» WORK TASK
This exercise requires an exact output of the listing, images omitted.

━━━━━━━━━━━━━━━━

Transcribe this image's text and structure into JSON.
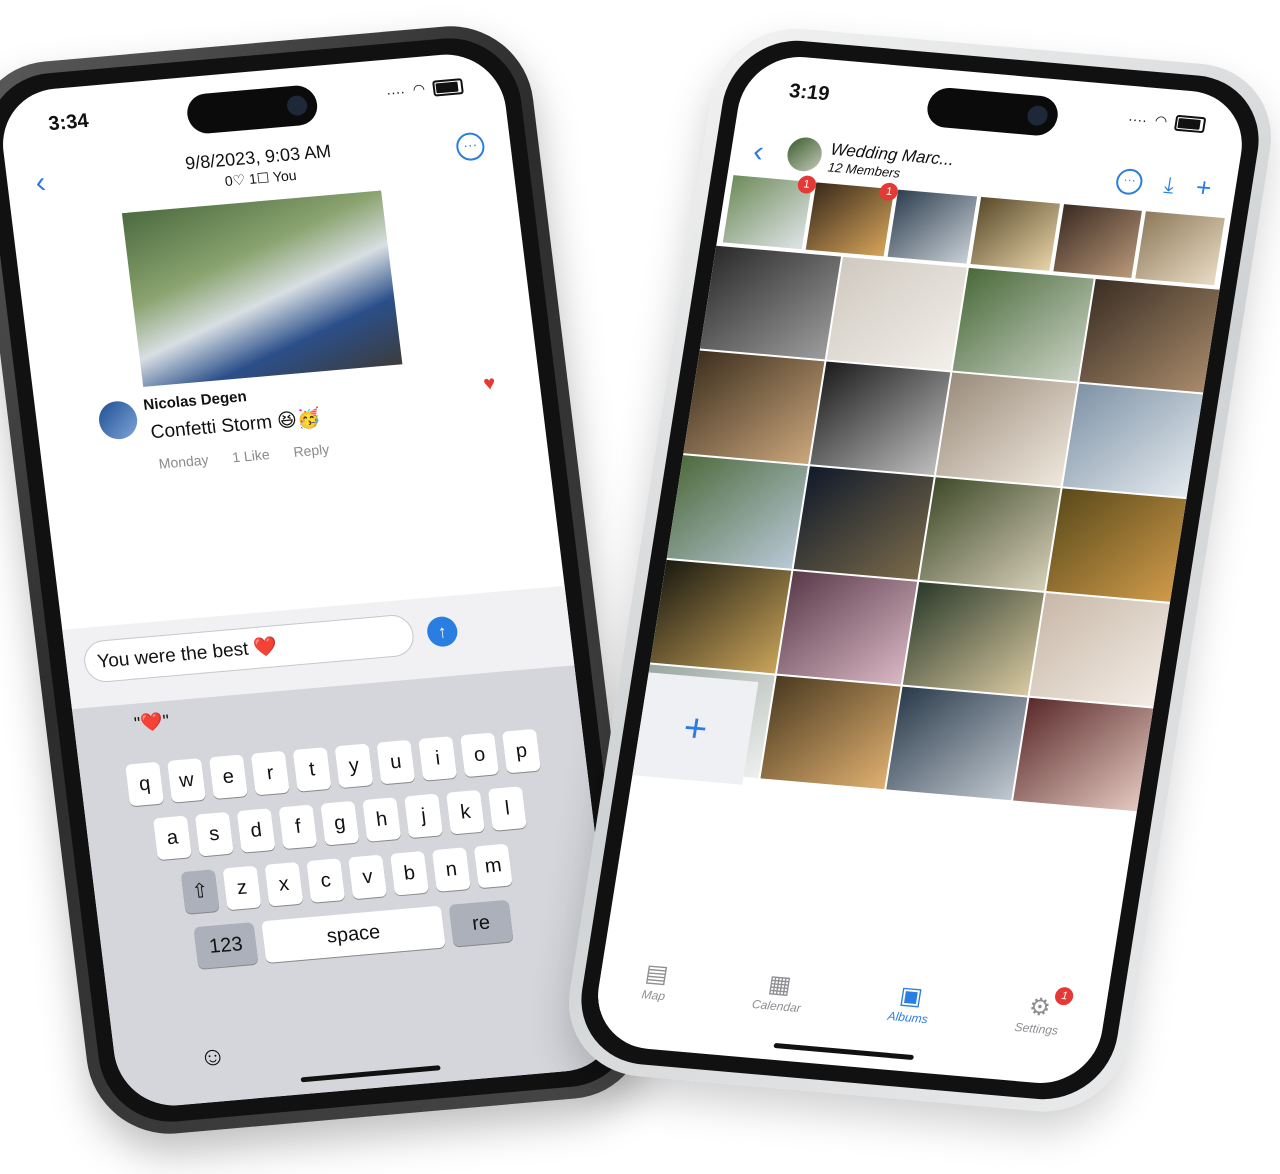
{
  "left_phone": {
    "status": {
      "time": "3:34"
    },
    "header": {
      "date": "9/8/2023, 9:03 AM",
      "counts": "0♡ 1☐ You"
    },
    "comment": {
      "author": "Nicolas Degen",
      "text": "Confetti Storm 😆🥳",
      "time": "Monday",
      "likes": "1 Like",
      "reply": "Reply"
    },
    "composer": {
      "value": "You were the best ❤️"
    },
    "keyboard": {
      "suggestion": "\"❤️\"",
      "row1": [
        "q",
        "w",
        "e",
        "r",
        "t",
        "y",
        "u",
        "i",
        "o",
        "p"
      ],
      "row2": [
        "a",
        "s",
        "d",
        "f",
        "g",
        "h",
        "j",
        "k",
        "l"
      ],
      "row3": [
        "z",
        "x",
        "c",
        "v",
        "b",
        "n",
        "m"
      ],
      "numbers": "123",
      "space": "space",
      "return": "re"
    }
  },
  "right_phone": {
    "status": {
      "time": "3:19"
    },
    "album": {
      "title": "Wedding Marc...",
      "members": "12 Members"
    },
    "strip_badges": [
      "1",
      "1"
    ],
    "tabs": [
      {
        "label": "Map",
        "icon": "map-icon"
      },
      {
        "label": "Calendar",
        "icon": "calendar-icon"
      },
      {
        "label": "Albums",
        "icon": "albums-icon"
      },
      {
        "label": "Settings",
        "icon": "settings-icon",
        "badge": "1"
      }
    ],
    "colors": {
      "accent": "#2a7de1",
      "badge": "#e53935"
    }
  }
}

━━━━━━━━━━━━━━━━

» OUTPUT FOR THIS TASK
Transcribe this image's text and structure into JSON.
{
  "left_phone": {
    "status": {
      "time": "3:34"
    },
    "header": {
      "date": "9/8/2023, 9:03 AM",
      "counts": "0♡ 1☐ You"
    },
    "comment": {
      "author": "Nicolas Degen",
      "text": "Confetti Storm 😆🥳",
      "time": "Monday",
      "likes": "1 Like",
      "reply": "Reply"
    },
    "composer": {
      "value": "You were the best ❤️"
    },
    "keyboard": {
      "suggestion": "\"❤️\"",
      "row1": [
        "q",
        "w",
        "e",
        "r",
        "t",
        "y",
        "u",
        "i",
        "o",
        "p"
      ],
      "row2": [
        "a",
        "s",
        "d",
        "f",
        "g",
        "h",
        "j",
        "k",
        "l"
      ],
      "row3": [
        "z",
        "x",
        "c",
        "v",
        "b",
        "n",
        "m"
      ],
      "numbers": "123",
      "space": "space",
      "return": "re"
    }
  },
  "right_phone": {
    "status": {
      "time": "3:19"
    },
    "album": {
      "title": "Wedding Marc...",
      "members": "12 Members"
    },
    "strip_badges": [
      "1",
      "1"
    ],
    "tabs": [
      {
        "label": "Map",
        "icon": "map-icon"
      },
      {
        "label": "Calendar",
        "icon": "calendar-icon"
      },
      {
        "label": "Albums",
        "icon": "albums-icon"
      },
      {
        "label": "Settings",
        "icon": "settings-icon",
        "badge": "1"
      }
    ],
    "colors": {
      "accent": "#2a7de1",
      "badge": "#e53935"
    }
  }
}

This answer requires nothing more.